latency graph
Figure 4: The periodic spike (green) in tail latency that used to happen due to periodic connection reset disappeared after shifting to DNS-based service discovery (blue).

Other than performance improvements, the new standard gRPC client now gives several benefits:

  1. We gain more clarity and consistency about the client behavior in outage situations. Since all reliability configurations are centralized in the service definition, the odds of client misbehavior due to wrong configuration are minimal, and there is no confusion about how the client is reacting to failures, making it easier to reason whether or not it’s contributing to the problem.
  2. Cross-service features that are context-dependent became a lot easier to roll out.
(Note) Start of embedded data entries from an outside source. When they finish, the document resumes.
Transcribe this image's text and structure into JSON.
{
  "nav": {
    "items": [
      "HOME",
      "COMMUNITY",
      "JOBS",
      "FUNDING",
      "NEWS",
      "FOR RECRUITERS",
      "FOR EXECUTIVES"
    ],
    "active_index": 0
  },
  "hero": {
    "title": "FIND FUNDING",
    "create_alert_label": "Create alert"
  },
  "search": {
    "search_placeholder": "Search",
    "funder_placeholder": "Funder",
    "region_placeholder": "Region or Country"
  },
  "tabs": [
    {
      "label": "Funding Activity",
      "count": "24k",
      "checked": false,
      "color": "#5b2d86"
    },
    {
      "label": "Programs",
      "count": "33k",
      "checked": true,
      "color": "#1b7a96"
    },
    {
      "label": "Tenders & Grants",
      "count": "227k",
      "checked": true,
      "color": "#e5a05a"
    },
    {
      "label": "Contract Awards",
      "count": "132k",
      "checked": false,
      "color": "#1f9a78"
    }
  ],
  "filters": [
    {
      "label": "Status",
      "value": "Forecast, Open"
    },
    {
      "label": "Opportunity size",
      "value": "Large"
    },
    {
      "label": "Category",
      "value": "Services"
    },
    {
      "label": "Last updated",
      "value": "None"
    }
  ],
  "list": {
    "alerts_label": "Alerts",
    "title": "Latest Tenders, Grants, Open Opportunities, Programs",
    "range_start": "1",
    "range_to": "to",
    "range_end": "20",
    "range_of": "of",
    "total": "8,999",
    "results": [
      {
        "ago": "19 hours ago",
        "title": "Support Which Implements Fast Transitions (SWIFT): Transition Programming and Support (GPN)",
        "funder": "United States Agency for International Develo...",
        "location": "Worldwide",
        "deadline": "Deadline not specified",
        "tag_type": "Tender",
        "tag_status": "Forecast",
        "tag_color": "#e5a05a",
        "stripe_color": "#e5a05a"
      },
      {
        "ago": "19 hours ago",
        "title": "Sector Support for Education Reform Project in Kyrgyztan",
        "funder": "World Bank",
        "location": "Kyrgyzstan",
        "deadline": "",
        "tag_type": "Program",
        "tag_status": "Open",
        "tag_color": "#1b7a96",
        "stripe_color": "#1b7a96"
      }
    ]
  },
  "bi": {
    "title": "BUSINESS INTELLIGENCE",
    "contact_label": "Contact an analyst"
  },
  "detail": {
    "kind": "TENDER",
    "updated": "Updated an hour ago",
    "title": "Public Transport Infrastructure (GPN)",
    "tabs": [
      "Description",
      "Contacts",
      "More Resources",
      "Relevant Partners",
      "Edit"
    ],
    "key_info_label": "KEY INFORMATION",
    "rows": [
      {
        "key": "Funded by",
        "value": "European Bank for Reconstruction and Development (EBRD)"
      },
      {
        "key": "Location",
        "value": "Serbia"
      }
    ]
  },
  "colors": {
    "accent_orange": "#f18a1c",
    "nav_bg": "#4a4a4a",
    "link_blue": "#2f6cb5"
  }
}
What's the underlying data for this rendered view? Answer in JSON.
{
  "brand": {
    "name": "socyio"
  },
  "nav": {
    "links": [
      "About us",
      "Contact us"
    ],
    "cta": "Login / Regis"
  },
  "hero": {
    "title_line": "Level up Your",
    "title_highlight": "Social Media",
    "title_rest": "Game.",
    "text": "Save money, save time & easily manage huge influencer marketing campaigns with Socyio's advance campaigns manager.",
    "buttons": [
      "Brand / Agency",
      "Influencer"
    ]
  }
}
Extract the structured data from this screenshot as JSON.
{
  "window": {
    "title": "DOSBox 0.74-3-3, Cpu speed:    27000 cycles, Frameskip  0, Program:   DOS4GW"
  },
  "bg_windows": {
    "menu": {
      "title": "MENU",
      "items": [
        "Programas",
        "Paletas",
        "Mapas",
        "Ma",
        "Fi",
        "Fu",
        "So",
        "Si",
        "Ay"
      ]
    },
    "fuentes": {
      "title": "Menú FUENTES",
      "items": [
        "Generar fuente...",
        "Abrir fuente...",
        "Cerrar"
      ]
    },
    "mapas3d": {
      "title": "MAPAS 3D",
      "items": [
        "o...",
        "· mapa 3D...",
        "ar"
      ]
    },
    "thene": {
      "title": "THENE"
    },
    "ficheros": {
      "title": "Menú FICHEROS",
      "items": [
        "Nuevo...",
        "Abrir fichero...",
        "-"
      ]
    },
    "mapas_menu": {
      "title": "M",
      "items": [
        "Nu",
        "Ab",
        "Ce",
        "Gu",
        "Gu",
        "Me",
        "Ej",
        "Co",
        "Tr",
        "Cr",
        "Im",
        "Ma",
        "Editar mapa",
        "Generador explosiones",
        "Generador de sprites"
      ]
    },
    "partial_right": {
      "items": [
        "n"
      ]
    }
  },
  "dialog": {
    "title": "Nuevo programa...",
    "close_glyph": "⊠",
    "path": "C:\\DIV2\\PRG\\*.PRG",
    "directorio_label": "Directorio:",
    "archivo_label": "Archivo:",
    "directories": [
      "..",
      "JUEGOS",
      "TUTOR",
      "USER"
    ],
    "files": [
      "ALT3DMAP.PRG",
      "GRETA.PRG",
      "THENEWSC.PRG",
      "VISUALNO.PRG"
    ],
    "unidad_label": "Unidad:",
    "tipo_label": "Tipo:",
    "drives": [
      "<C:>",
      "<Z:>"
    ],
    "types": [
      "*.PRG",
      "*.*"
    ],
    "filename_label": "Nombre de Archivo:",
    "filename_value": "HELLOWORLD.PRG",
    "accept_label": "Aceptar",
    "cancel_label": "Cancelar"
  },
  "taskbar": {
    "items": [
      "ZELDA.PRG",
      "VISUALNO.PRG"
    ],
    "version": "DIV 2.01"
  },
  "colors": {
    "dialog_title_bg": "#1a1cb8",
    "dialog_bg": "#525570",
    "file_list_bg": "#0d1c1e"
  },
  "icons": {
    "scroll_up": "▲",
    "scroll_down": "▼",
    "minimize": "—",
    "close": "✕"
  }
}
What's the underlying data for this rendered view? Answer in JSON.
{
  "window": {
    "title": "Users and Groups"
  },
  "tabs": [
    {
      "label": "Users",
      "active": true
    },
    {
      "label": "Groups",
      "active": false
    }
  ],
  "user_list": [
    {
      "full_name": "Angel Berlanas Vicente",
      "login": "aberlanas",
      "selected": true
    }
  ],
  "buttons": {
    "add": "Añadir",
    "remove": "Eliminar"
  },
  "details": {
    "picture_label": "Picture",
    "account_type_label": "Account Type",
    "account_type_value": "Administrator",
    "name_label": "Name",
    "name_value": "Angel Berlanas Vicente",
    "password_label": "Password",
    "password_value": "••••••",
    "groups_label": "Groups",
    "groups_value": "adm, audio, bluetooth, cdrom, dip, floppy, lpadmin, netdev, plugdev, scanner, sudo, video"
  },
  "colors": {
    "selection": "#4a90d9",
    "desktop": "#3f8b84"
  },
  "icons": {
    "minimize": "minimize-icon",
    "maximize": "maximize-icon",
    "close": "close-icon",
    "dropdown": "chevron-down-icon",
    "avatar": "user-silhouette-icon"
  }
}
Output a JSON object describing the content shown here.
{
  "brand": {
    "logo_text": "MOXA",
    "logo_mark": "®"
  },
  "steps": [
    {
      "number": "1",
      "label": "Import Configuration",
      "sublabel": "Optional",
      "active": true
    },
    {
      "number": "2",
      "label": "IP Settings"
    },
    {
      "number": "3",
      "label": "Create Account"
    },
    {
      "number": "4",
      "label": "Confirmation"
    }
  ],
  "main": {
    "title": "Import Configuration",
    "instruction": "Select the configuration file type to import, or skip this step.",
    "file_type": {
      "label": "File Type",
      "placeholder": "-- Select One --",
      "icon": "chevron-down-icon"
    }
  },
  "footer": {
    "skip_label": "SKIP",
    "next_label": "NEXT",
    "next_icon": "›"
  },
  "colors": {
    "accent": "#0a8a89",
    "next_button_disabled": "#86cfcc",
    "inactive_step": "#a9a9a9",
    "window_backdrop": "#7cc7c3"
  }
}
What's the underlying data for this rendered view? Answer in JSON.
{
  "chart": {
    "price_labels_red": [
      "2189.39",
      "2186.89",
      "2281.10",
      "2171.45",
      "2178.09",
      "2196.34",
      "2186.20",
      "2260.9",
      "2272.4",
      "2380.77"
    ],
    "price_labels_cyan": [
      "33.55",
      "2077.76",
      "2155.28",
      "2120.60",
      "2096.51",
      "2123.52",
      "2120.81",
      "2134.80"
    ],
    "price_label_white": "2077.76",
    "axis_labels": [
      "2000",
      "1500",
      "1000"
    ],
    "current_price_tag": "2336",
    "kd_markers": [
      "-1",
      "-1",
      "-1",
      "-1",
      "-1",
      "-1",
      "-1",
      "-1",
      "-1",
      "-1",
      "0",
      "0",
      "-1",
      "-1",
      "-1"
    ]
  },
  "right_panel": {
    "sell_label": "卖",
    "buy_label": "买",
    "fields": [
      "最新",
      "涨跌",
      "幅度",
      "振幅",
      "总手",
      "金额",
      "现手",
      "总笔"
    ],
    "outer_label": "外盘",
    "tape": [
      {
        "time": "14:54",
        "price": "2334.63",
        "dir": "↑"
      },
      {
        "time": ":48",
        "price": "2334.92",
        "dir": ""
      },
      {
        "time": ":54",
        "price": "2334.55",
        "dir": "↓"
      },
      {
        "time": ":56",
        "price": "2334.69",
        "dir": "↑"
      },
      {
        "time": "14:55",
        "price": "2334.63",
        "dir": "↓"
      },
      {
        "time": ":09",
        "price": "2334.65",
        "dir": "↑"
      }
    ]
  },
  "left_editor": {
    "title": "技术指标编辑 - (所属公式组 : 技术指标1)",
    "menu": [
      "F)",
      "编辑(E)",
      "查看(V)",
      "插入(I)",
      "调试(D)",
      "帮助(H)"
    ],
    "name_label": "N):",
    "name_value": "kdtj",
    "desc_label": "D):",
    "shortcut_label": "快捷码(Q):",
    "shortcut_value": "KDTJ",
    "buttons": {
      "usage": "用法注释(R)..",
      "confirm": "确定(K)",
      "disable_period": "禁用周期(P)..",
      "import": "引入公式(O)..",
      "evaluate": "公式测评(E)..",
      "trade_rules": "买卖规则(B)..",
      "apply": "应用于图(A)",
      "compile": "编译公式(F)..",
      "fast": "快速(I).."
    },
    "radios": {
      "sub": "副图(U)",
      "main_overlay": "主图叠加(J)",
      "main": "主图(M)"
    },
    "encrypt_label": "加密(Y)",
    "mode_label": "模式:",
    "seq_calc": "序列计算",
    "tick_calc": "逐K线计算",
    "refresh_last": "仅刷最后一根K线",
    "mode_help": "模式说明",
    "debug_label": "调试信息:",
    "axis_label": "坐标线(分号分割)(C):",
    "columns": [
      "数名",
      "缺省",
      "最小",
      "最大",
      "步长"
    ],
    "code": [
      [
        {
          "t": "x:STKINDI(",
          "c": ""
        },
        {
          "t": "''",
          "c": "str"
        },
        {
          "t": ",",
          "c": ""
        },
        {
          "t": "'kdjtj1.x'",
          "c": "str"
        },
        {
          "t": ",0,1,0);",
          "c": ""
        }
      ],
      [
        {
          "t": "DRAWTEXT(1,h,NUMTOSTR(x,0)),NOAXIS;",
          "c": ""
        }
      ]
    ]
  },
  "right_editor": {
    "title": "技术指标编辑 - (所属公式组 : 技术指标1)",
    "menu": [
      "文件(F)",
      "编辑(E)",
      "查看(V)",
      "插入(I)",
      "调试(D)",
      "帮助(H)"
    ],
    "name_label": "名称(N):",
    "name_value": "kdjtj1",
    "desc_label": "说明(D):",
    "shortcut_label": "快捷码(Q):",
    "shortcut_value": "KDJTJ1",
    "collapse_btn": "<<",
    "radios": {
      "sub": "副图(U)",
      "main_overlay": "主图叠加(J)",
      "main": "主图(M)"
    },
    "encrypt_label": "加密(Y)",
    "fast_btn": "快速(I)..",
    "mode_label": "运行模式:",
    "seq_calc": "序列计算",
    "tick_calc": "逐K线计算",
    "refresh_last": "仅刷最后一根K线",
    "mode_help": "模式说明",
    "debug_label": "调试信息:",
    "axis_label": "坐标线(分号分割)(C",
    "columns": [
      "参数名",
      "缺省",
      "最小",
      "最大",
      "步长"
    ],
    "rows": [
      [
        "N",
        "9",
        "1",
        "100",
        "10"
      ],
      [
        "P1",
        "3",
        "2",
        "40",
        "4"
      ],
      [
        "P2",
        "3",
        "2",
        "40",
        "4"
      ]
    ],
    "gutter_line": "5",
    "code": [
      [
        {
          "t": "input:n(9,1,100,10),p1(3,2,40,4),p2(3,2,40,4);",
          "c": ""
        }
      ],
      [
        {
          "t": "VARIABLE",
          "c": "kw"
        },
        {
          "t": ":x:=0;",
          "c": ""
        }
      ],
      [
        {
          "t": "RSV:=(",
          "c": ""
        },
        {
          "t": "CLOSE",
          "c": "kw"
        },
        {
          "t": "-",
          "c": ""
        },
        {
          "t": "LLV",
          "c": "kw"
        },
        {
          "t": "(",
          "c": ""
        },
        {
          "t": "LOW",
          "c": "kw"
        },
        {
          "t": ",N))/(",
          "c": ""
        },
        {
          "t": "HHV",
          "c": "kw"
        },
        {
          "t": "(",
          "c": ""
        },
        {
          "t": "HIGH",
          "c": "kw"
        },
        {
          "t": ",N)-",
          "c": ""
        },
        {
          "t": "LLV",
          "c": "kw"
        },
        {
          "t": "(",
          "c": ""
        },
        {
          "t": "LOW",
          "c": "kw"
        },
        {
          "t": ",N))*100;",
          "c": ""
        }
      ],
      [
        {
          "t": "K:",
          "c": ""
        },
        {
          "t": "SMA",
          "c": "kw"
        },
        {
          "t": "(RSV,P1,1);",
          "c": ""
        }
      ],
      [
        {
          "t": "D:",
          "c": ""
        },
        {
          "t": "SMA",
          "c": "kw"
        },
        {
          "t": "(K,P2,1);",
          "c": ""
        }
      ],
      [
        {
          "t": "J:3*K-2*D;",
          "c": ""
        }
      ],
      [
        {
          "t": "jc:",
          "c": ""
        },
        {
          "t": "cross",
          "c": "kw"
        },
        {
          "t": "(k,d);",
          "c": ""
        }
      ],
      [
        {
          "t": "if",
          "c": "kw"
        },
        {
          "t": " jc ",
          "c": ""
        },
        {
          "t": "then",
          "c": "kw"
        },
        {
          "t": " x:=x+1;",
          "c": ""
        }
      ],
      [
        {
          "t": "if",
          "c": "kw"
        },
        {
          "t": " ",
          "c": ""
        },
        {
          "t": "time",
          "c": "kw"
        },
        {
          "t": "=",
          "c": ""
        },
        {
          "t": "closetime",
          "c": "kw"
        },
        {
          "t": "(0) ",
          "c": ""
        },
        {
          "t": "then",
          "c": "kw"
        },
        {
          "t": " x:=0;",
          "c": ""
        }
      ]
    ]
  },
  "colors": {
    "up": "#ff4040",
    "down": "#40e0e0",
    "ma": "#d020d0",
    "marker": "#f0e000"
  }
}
Since Hermes hides context headers propagation from the developers, a new context header does not need to be individually implemented in each service contributing to the feature.
  3. Consistent standard observability among all services means that virtually any backend developer can understand logs and metrics from any service.
  4. Packing the library with all the standard features like standard timeouts, automated retries, circuit breaking, logging and metrics, context propagation, and service-to-service authentication, relieves the service developers from implementing them everywhere, which allows them to move faster.

In general, the grand result is better service reliability and higher developer velocity.

Conclusion

In any environment which employs a microservice architecture, having a consistent service client standard is key to elevating overall reliability and developer velocity. By implementing the standard as a part of the service contract, with the help of Armeria as a base library, we were able to release a gRPC client library in a very short time, seamlessly enforcing a standard behavior, allowing client developers to write less code and make less mistakes, and allowing service owners to consistently control the reliability parameters of all their clients. This helps us decrease outage frequency due to human error and decrease our mean time to recovery, in addition to allowing developers to move much faster. For any organization that relies on gRPC microservices, this process can help achieve better reliability and developer velocity.